29 June 2009 — The U.S. Environmental Protection Agency is proposing adding a one-hour nitrogen dioxide (NO2) air quality limit of between 80 to 100 parts per billion (ppb). EPA would retain the current annual average NO2 standard of 53 ppb.
The proposed rule would add NO2 monitoring within 50 meters of major roads in cities with at least 350,000 residents and continue monitoring “area-wide” NO2 concentrations in cities with at least 1 million residents.
The proposed standards and additional monitoring requirements would reduce people’s exposure to high, short-term concentrations of NO2, which generally occur near roadways.
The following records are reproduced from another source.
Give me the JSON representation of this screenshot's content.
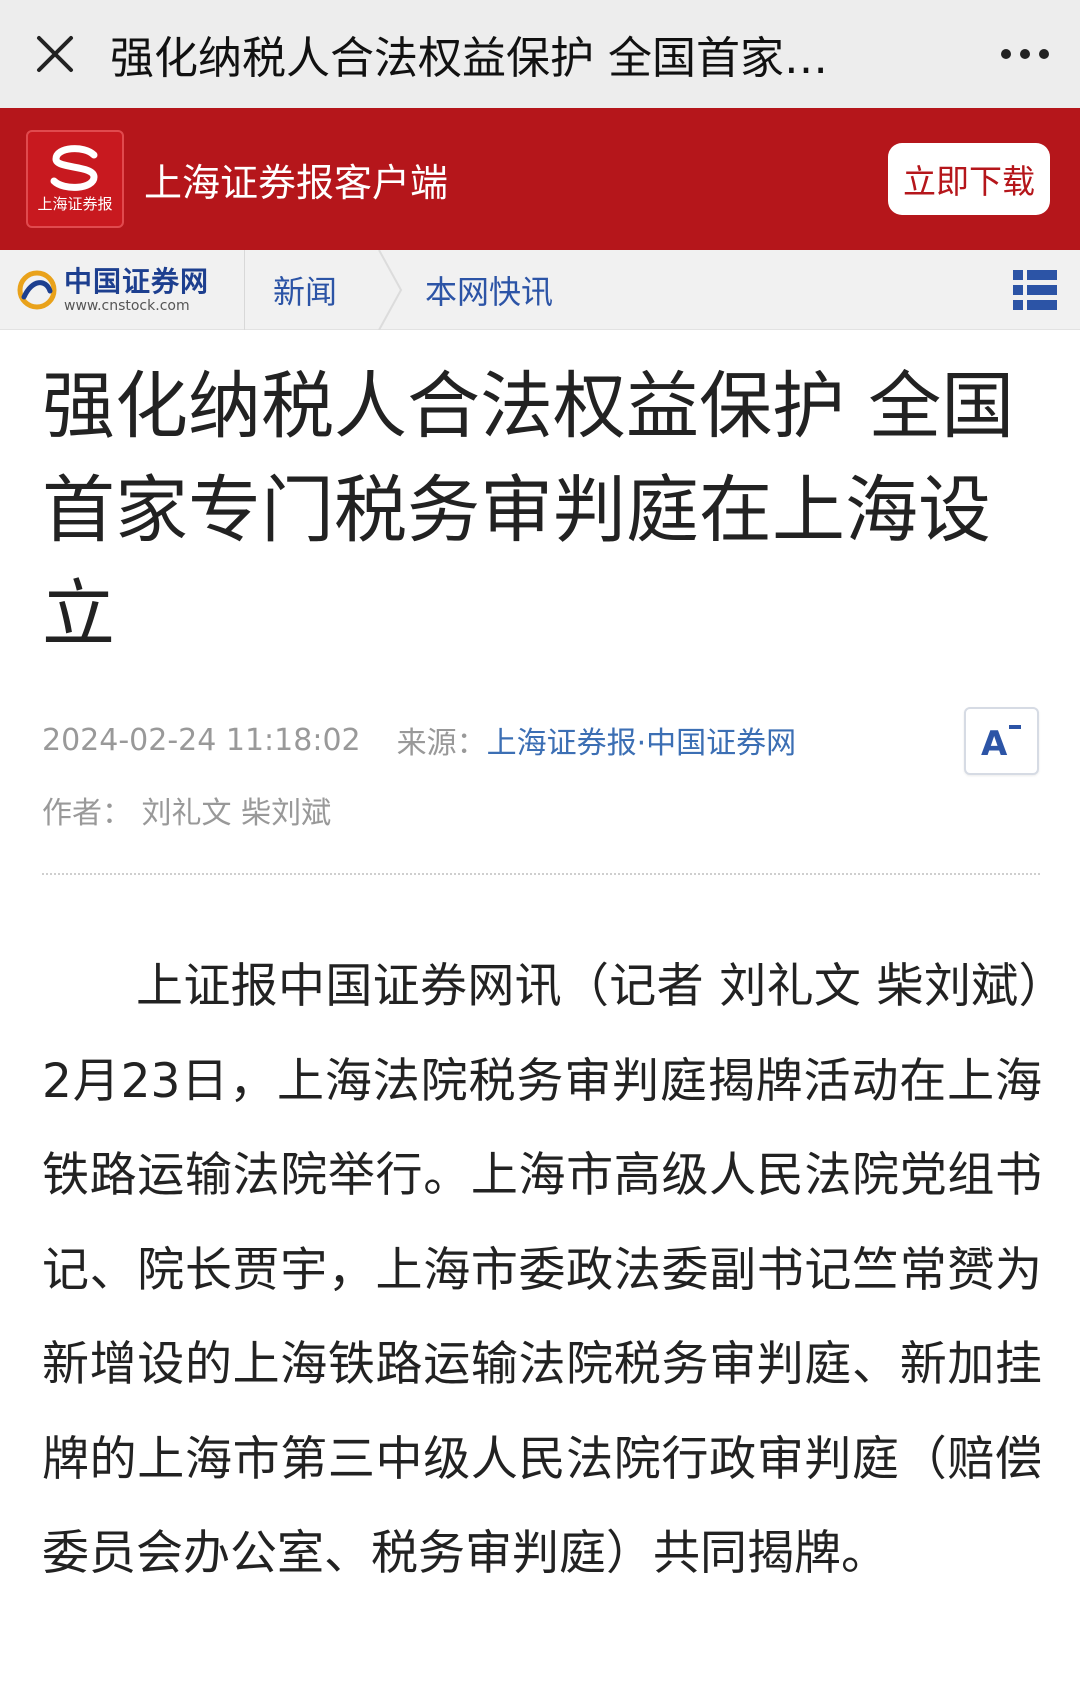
{
  "topbar": {
    "title": "强化纳税人合法权益保护 全国首家…",
    "close_icon": "close-icon",
    "more_icon": "more-dots-icon"
  },
  "appbar": {
    "logo_text": "上海证券报",
    "app_name": "上海证券报客户端",
    "download_label": "立即下载",
    "brand_color": "#b5161b"
  },
  "sitenav": {
    "site_name": "中国证券网",
    "site_url": "www.cnstock.com",
    "crumb_news": "新闻",
    "crumb_flash": "本网快讯",
    "link_color": "#2c54a6"
  },
  "article": {
    "headline": "强化纳税人合法权益保护 全国首家专门税务审判庭在上海设立",
    "date": "2024-02-24 11:18:02",
    "source_label": "来源：",
    "source": "上海证券报·中国证券网",
    "author_line": "作者：  刘礼文 柴刘斌",
    "body": "上证报中国证券网讯（记者 刘礼文 柴刘斌）2月23日，上海法院税务审判庭揭牌活动在上海铁路运输法院举行。上海市高级人民法院党组书记、院长贾宇，上海市委政法委副书记竺常赟为新增设的上海铁路运输法院税务审判庭、新加挂牌的上海市第三中级人民法院行政审判庭（赔偿委员会办公室、税务审判庭）共同揭牌。"
  }
}
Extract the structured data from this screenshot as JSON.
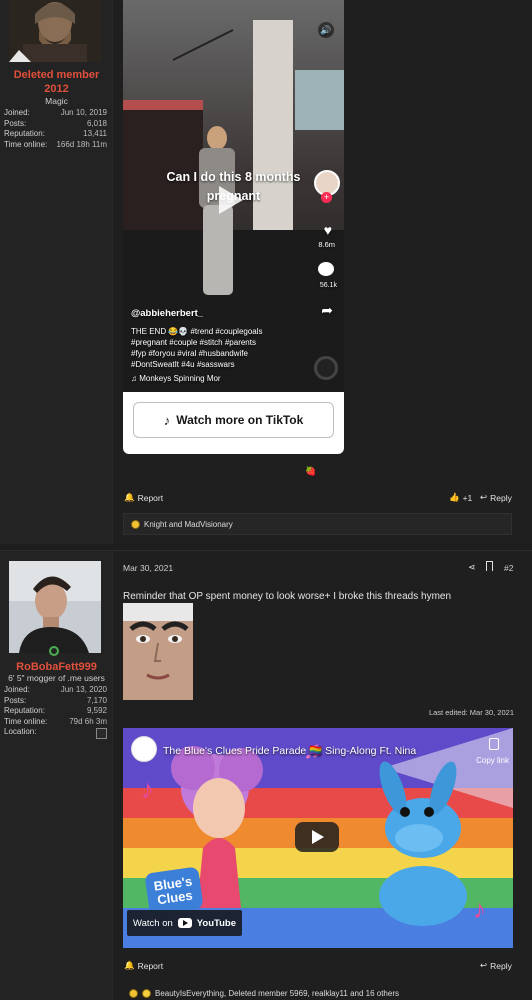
{
  "post1": {
    "user": {
      "name": "Deleted member 2012",
      "title": "Magic",
      "stats": [
        {
          "label": "Joined:",
          "value": "Jun 10, 2019"
        },
        {
          "label": "Posts:",
          "value": "6,018"
        },
        {
          "label": "Reputation:",
          "value": "13,411"
        },
        {
          "label": "Time online:",
          "value": "166d 18h 11m"
        }
      ]
    },
    "tiktok": {
      "caption_line1": "Can I do this 8 months",
      "caption_line2": "pregnant",
      "handle": "@abbieherbert_",
      "desc_line1": "THE END 😂💀 #trend #couplegoals",
      "desc_line2": "#pregnant #couple #stitch #parents",
      "desc_line3": "#fyp #foryou #viral #husbandwife",
      "desc_line4": "#DontSweatIt #4u #sasswars",
      "sound": "♫ Monkeys Spinning Mor",
      "likes": "8.6m",
      "comments": "56.1k",
      "watch_more": "Watch more on TikTok"
    },
    "actions": {
      "report": "Report",
      "plus": "+1",
      "reply": "Reply"
    },
    "reactions": "Knight and MadVisionary"
  },
  "post2": {
    "user": {
      "name": "RoBobaFett999",
      "title": "6' 5\" mogger of .me users",
      "stats": [
        {
          "label": "Joined:",
          "value": "Jun 13, 2020"
        },
        {
          "label": "Posts:",
          "value": "7,170"
        },
        {
          "label": "Reputation:",
          "value": "9,592"
        },
        {
          "label": "Time online:",
          "value": "79d 6h 3m"
        },
        {
          "label": "Location:",
          "value": ""
        }
      ]
    },
    "date": "Mar 30, 2021",
    "post_number": "#2",
    "body": "Reminder that OP spent money to look worse+ I broke this threads hymen",
    "last_edited": "Last edited: Mar 30, 2021",
    "youtube": {
      "title": "The Blue's Clues Pride Parade 🏳️‍🌈 Sing-Along Ft. Nina",
      "copy_link": "Copy link",
      "watch_on": "Watch on",
      "brand": "YouTube",
      "logo_text1": "Blue's",
      "logo_text2": "Clues"
    },
    "actions": {
      "report": "Report",
      "reply": "Reply"
    },
    "reactions": "BeautyIsEverything, Deleted member 5969, realklay11 and 16 others"
  },
  "colors": {
    "username": "#e0503c",
    "background": "#1f1f1f",
    "online": "#4caf50"
  }
}
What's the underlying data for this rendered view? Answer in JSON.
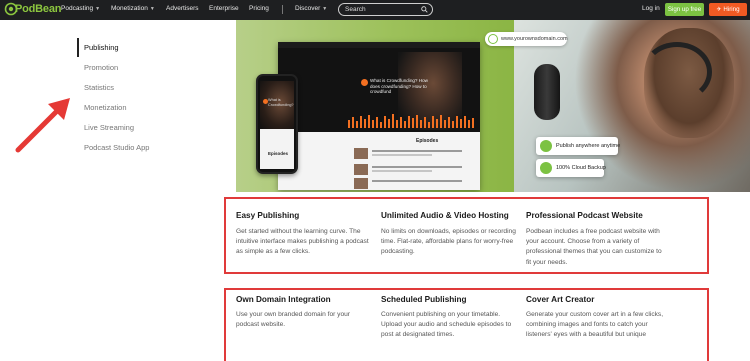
{
  "brand": {
    "name": "PodBean",
    "accent": "#7cc242",
    "hiring_color": "#f05a23",
    "highlight": "#e03a3a"
  },
  "nav": {
    "items": [
      {
        "label": "Podcasting",
        "dropdown": true
      },
      {
        "label": "Monetization",
        "dropdown": true
      },
      {
        "label": "Advertisers",
        "dropdown": false
      },
      {
        "label": "Enterprise",
        "dropdown": false
      },
      {
        "label": "Pricing",
        "dropdown": false
      },
      {
        "label": "Discover",
        "dropdown": true
      }
    ],
    "search_placeholder": "Search",
    "login": "Log in",
    "signup": "Sign up free",
    "hiring": "Hiring"
  },
  "sidebar": {
    "items": [
      {
        "label": "Publishing",
        "active": true
      },
      {
        "label": "Promotion",
        "active": false
      },
      {
        "label": "Statistics",
        "active": false
      },
      {
        "label": "Monetization",
        "active": false
      },
      {
        "label": "Live Streaming",
        "active": false
      },
      {
        "label": "Podcast Studio App",
        "active": false
      }
    ]
  },
  "hero": {
    "url_pill": "www.yourownsdomain.com",
    "badge_publish": "Publish anywhere anytime",
    "badge_cloud": "100% Cloud Backup",
    "episode_title": "What is Crowdfunding? How does crowdfunding? How to crowdfund",
    "episodes_heading": "Episodes",
    "phone_episodes_heading": "Episodes",
    "phone_title": "What is Crowdfunding?"
  },
  "features": [
    {
      "title": "Easy Publishing",
      "desc": "Get started without the learning curve. The intuitive interface makes publishing a podcast as simple as a few clicks."
    },
    {
      "title": "Unlimited Audio & Video Hosting",
      "desc": "No limits on downloads, episodes or recording time. Flat-rate, affordable plans for worry-free podcasting."
    },
    {
      "title": "Professional Podcast Website",
      "desc": "Podbean includes a free podcast website with your account. Choose from a variety of professional themes that you can customize to fit your needs."
    },
    {
      "title": "Own Domain Integration",
      "desc": "Use your own branded domain for your podcast website."
    },
    {
      "title": "Scheduled Publishing",
      "desc": "Convenient publishing on your timetable. Upload your audio and schedule episodes to post at designated times."
    },
    {
      "title": "Cover Art Creator",
      "desc": "Generate your custom cover art in a few clicks, combining images and fonts to catch your listeners' eyes with a beautiful but unique"
    }
  ]
}
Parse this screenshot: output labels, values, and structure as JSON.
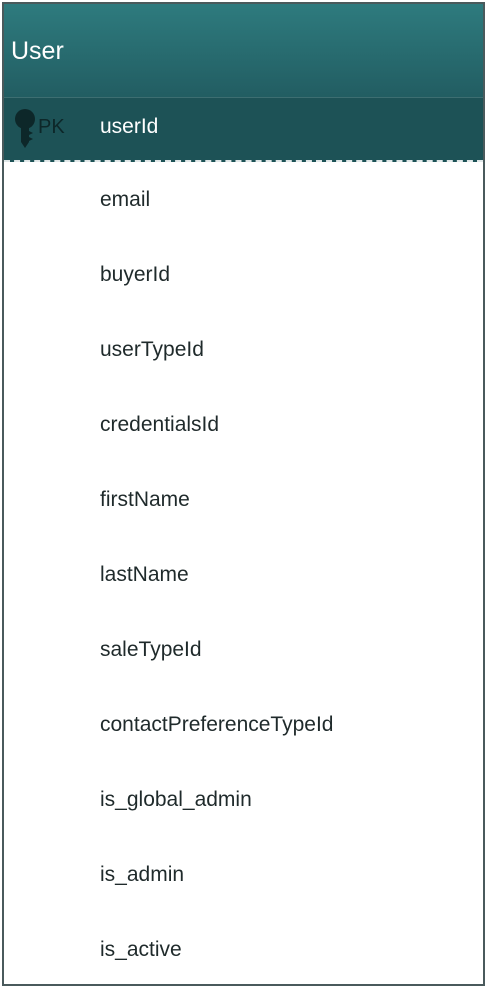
{
  "entity": {
    "title": "User",
    "primary_key": {
      "label": "PK",
      "name": "userId"
    },
    "fields": [
      "email",
      "buyerId",
      "userTypeId",
      "credentialsId",
      "firstName",
      "lastName",
      "saleTypeId",
      "contactPreferenceTypeId",
      "is_global_admin",
      "is_admin",
      "is_active"
    ]
  },
  "icons": {
    "pk": "key-icon"
  },
  "colors": {
    "header_top": "#2e7b7e",
    "header_bottom": "#225d62",
    "pk_row": "#1d5256",
    "border": "#4a5a5c",
    "field_text": "#1f2a2b"
  }
}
EPA said current scientific evidence links short-term NO2 exposures, ranging from 30 minutes to 24 hours, with increased respiratory effects, especially in people with asthma.
EPA first set standards for NO2 in 1971, setting both a primary standard to protect health and a secondary standard to protect the public welfare at 53 ppb, averaged annually. Annual average NO2 concentrations have fallen by more than 40 percent since 1980. EPA said all areas in the United States are well below the current (1971) NO2 standards with annual averages ranging from 10 to 20 ppb.
EPA will accept public comments for 60 days after the proposal is published in the Federal Register. The agency will hold two public hearings in August: one in Los Angeles and one in the Washington, D.C. area. EPA said it must issue a final decision on the NO2 standard by Jan. 22, 2010.